* Task *
Return all lines in the data where the string "dakika" can be found.

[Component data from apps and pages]
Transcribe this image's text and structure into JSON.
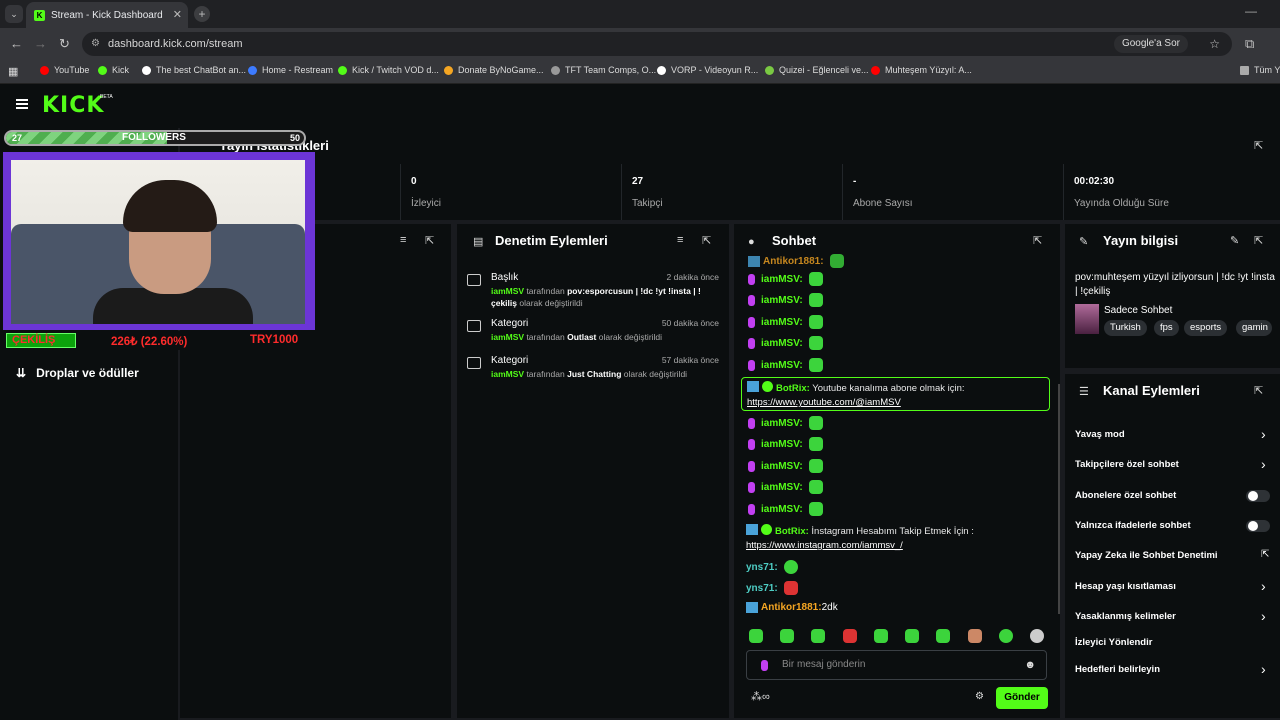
{
  "browser": {
    "tab_title": "Stream - Kick Dashboard",
    "url": "dashboard.kick.com/stream",
    "google_sor": "Google'a Sor",
    "bookmarks": [
      {
        "label": "YouTube",
        "color": "#ff0000"
      },
      {
        "label": "Kick",
        "color": "#53fc18"
      },
      {
        "label": "The best ChatBot an...",
        "color": "#ffffff"
      },
      {
        "label": "Home - Restream",
        "color": "#3d7bff"
      },
      {
        "label": "Kick / Twitch VOD d...",
        "color": "#53fc18"
      },
      {
        "label": "Donate ByNoGame...",
        "color": "#f5a623"
      },
      {
        "label": "TFT Team Comps, O...",
        "color": "#999999"
      },
      {
        "label": "VORP - Videoyun R...",
        "color": "#ffffff"
      },
      {
        "label": "Quizei - Eğlenceli ve...",
        "color": "#7ac943"
      },
      {
        "label": "Muhteşem Yüzyıl: A...",
        "color": "#ff0000"
      }
    ],
    "all_bookmarks": "Tüm Y"
  },
  "kick": {
    "logo": "KICK",
    "beta": "BETA"
  },
  "overlay": {
    "followers_current": "27",
    "followers_label": "FOLLOWERS",
    "followers_goal": "50",
    "followers_fraction": 0.54,
    "cekilis": "ÇEKİLİŞ",
    "amount": "226₺ (22.60%)",
    "target": "TRY1000"
  },
  "stats": {
    "title": "Yayın İstatistikleri",
    "items": [
      {
        "value": "0",
        "label": "İzleyici"
      },
      {
        "value": "27",
        "label": "Takipçi"
      },
      {
        "value": "-",
        "label": "Abone Sayısı"
      },
      {
        "value": "00:02:30",
        "label": "Yayında Olduğu Süre"
      }
    ]
  },
  "sidebar": {
    "drops": "Droplar ve ödüller"
  },
  "moderation": {
    "title": "Denetim Eylemleri",
    "items": [
      {
        "title": "Başlık",
        "time": "2 dakika önce",
        "user": "iamMSV",
        "by": " tarafından ",
        "value": "pov:esporcusun | !dc !yt !insta | !çekiliş",
        "suffix": " olarak değiştirildi"
      },
      {
        "title": "Kategori",
        "time": "50 dakika önce",
        "user": "iamMSV",
        "by": " tarafından ",
        "value": "Outlast",
        "suffix": " olarak değiştirildi"
      },
      {
        "title": "Kategori",
        "time": "57 dakika önce",
        "user": "iamMSV",
        "by": " tarafından ",
        "value": "Just Chatting",
        "suffix": " olarak değiştirildi"
      }
    ]
  },
  "chat": {
    "title": "Sohbet",
    "top_partial": "Antikor1881:",
    "msv_user": "iamMSV:",
    "bot1_user": "BotRix:",
    "bot1_text": " Youtube kanalıma abone olmak için:",
    "bot1_link": "https://www.youtube.com/@iamMSV",
    "bot2_user": "BotRix:",
    "bot2_text": " İnstagram Hesabımı Takip Etmek İçin :",
    "bot2_link": "https://www.instagram.com/iammsv_/",
    "yns1": "yns71:",
    "yns2": "yns71:",
    "antikor_user": "Antikor1881:",
    "antikor_text": " 2dk",
    "placeholder": "Bir mesaj gönderin",
    "send": "Gönder"
  },
  "info": {
    "title": "Yayın bilgisi",
    "stream_title": "pov:muhteşem yüzyıl izliyorsun | !dc !yt !insta | !çekiliş",
    "category": "Sadece Sohbet",
    "tags": [
      "Turkish",
      "fps",
      "esports",
      "gamin"
    ]
  },
  "channel": {
    "title": "Kanal Eylemleri",
    "actions": [
      {
        "label": "Yavaş mod",
        "control": "chevron"
      },
      {
        "label": "Takipçilere özel sohbet",
        "control": "chevron"
      },
      {
        "label": "Abonelere özel sohbet",
        "control": "toggle"
      },
      {
        "label": "Yalnızca ifadelerle sohbet",
        "control": "toggle"
      },
      {
        "label": "Yapay Zeka ile Sohbet Denetimi",
        "control": "external"
      },
      {
        "label": "Hesap yaşı kısıtlaması",
        "control": "chevron"
      },
      {
        "label": "Yasaklanmış kelimeler",
        "control": "chevron"
      },
      {
        "label": "İzleyici Yönlendir",
        "control": "none"
      },
      {
        "label": "Hedefleri belirleyin",
        "control": "chevron"
      }
    ]
  }
}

* Expected output *
        "time": "2 dakika önce",
        "time": "50 dakika önce",
        "time": "57 dakika önce",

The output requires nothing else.